          San Diego trolley police officers that don’t want pictures taken of them while they do their job are out of luck. If they are captured on film while tackling some one to the ground, why would photography be prohibited unless they were doing something illegal? I have emailed Heritage Security asking this question but got no reply. I would appeal to visit the contact page of Heritage Security and ask them. On that page you will find and email link with text that says [email protected], but when you hover over the link it says the email is [email protected] I hope their trolley police officer selection process is not as disorganized as their website.

San Diego Trolley Police 12th & Imperial Transit Center

A Transit Station At Night Can Be Scary Enough on It’s Own

Homeland Security At Night

July 1, 2009 by · 2 Comments 

policestation

There are a few things you must remember when using your camera at night, one of them is the mentality of a cop.  This police station is being built right around the corner from current residence of the local police force.  Standing well outside the chain-link barrier, I snapped images of this giant, metal arachnid, all the while noticing that a police cruiser was creeping up on me from about my 5 o’clock.

When challenged by the voice hidden behind a beaming spotlight as to what I was doing, I said I was performing the art of photography.  The arrogant man then asked why I was taking pictures of a construction site at night.  I did not understand what he meant, which is what I told him.  A verbal explanation by my new, spotlight wielding friend made me understand that this particular crime-fighter thought that my camera, which was slung across my body looked like a gun, which is why he was questioning me now.
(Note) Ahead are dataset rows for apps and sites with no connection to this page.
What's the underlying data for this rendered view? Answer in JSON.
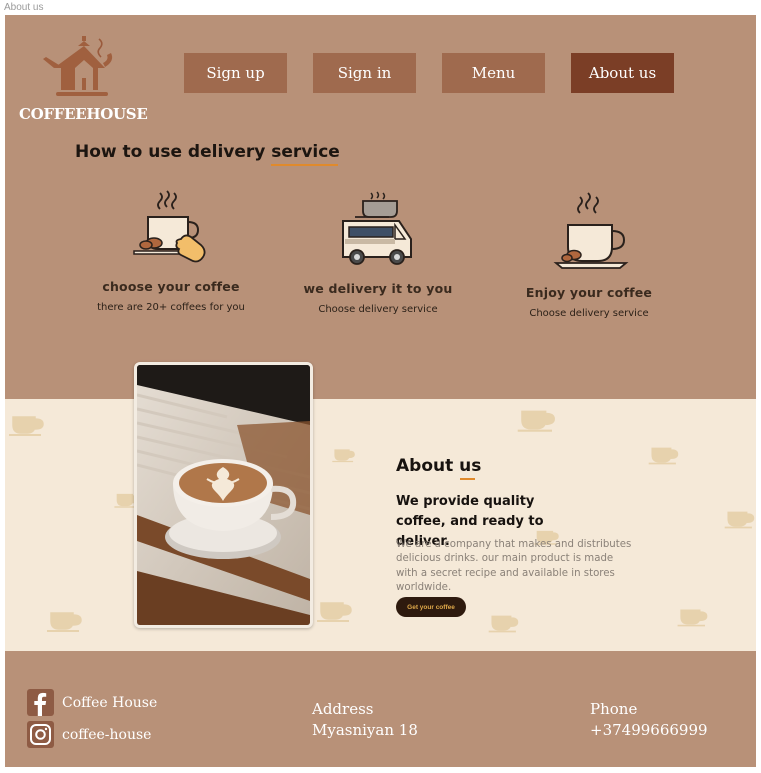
{
  "window": {
    "title": "About us"
  },
  "brand": {
    "name": "COFFEEHOUSE",
    "logo_icon": "teapot-house-icon"
  },
  "nav": {
    "items": [
      {
        "label": "Sign up",
        "active": false
      },
      {
        "label": "Sign in",
        "active": false
      },
      {
        "label": "Menu",
        "active": false
      },
      {
        "label": "About us",
        "active": true
      }
    ]
  },
  "delivery": {
    "title_main": "How to use delivery ",
    "title_accent": "service",
    "steps": [
      {
        "icon": "hand-coffee-cup-icon",
        "title": "choose your coffee",
        "subtitle": "there are 20+ coffees for you"
      },
      {
        "icon": "coffee-truck-icon",
        "title": "we delivery it to you",
        "subtitle": "Choose delivery service"
      },
      {
        "icon": "coffee-cup-saucer-icon",
        "title": "Enjoy your coffee",
        "subtitle": "Choose delivery service"
      }
    ]
  },
  "about": {
    "title_main": "About ",
    "title_accent": "us",
    "headline": "We provide quality coffee, and ready to deliver.",
    "body": "We are a company that makes and distributes delicious drinks. our main product is made with a secret recipe and available in stores worldwide.",
    "cta_label": "Get your coffee",
    "photo": "latte-art-cup-photo"
  },
  "footer": {
    "social": [
      {
        "icon": "facebook-icon",
        "label": "Coffee House"
      },
      {
        "icon": "instagram-icon",
        "label": "coffee-house"
      }
    ],
    "address_label": "Address",
    "address_value": "Myasniyan 18",
    "phone_label": "Phone",
    "phone_value": "+37499666999"
  },
  "colors": {
    "hero_bg": "#b89178",
    "nav_button": "#9f6a4e",
    "nav_active": "#7b3e26",
    "about_bg": "#f5e9d8",
    "accent_underline": "#e08a2c",
    "cta_bg": "#2e1a0e"
  }
}
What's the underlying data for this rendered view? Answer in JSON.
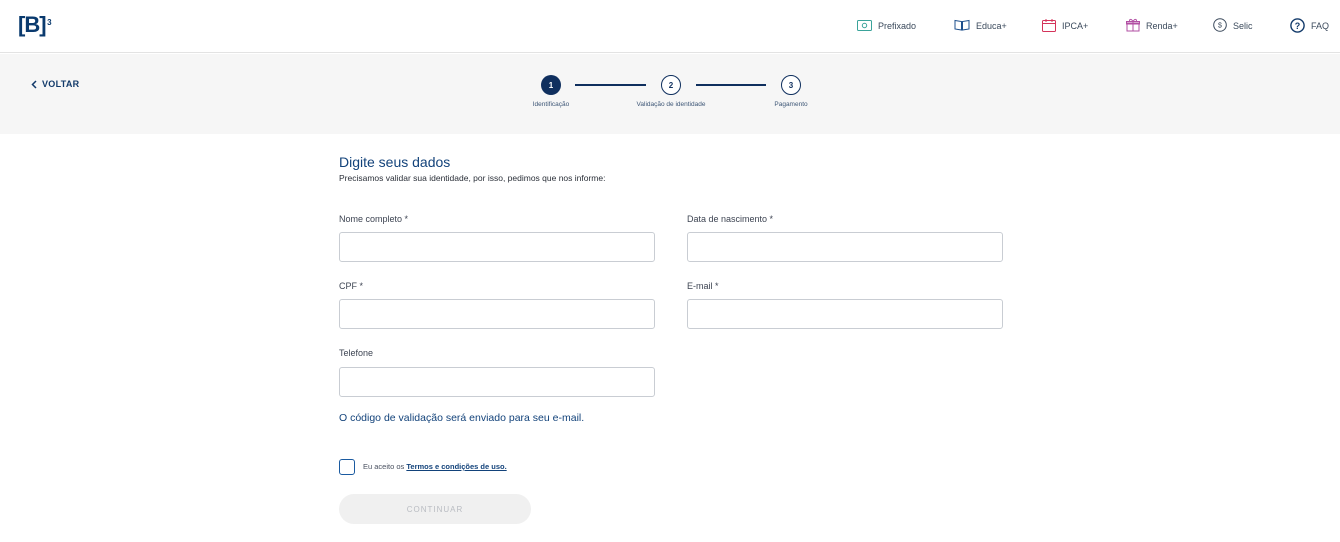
{
  "header": {
    "logo_text": "[B]",
    "logo_sup": "3",
    "nav": [
      {
        "label": "Prefixado",
        "icon": "money-bill-icon"
      },
      {
        "label": "Educa+",
        "icon": "open-book-icon"
      },
      {
        "label": "IPCA+",
        "icon": "calendar-icon"
      },
      {
        "label": "Renda+",
        "icon": "gift-icon"
      },
      {
        "label": "Selic",
        "icon": "dollar-coin-icon"
      },
      {
        "label": "FAQ",
        "icon": "question-circle-icon"
      }
    ]
  },
  "steps": {
    "back_label": "VOLTAR",
    "items": [
      {
        "number": "1",
        "label": "Identificação",
        "state": "active"
      },
      {
        "number": "2",
        "label": "Validação de identidade",
        "state": "idle"
      },
      {
        "number": "3",
        "label": "Pagamento",
        "state": "idle"
      }
    ]
  },
  "form": {
    "title": "Digite seus dados",
    "subtitle": "Precisamos validar sua identidade, por isso, pedimos que nos informe:",
    "fields": {
      "name_label": "Nome completo *",
      "name_value": "",
      "birth_label": "Data de nascimento *",
      "birth_value": "",
      "cpf_label": "CPF *",
      "cpf_value": "",
      "email_label": "E-mail *",
      "email_value": "",
      "phone_label": "Telefone",
      "phone_value": ""
    },
    "notice": "O código de validação será enviado para seu e-mail.",
    "terms_prefix": "Eu aceito os",
    "terms_link": "Termos e condições de uso.",
    "continue_label": "CONTINUAR"
  },
  "colors": {
    "brand": "#0f2f5e",
    "link": "#12427a",
    "band": "#f6f6f6"
  }
}
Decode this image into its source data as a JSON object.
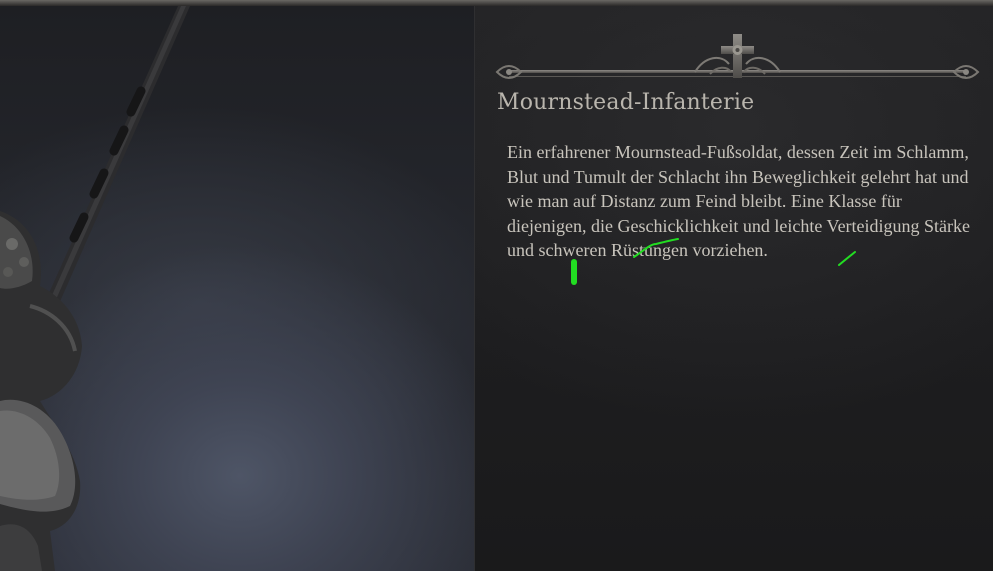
{
  "class_info": {
    "title": "Mournstead-Infanterie",
    "description": "Ein erfahrener Mournstead-Fußsoldat, dessen Zeit im Schlamm, Blut und Tumult der Schlacht ihn Beweglichkeit gelehrt hat und wie man auf Distanz zum Feind bleibt. Eine Klasse für diejenigen, die Geschicklichkeit und leichte Verteidigung Stärke und schweren Rüstungen vorziehen."
  },
  "colors": {
    "title_text": "#b9b5ad",
    "body_text": "#c8c4bc",
    "panel_background": "#1f1f21",
    "annotation_marks": "#22dd22"
  },
  "icons": {
    "ornament": "cross-filigree-ornament-icon"
  }
}
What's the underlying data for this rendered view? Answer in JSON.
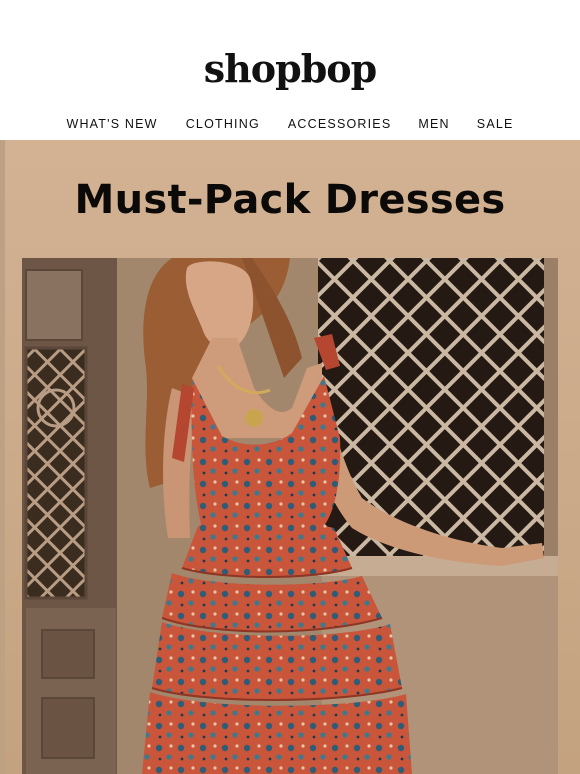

I politely asked him, “What kind of gun?”

“Excuse me”, he asked?

“What kind of gun is it that you think my digital camera looks like?”

For some reason, this caused him to launch into a typical authority-figure-in-a-no-consequence-environment lecture that was so boringly parental, it caused me to drift off at least twice while I was being spoken to.

Afterward he left & I continued my shoot.  “Viva La Revolucion” was what I shouted into the night as he drove away.  As a non Spanish speaker, I can only guess at what that actually means.  With any luck at all, it means that photography is NOT illegal.

So after that I went and mixed a little bit of flash with a WHOLE LOT of shutter time at a nearby fountain.  This constant flow of water was just what I needed to wrap up my impromptu night-shoot.

Night Fountain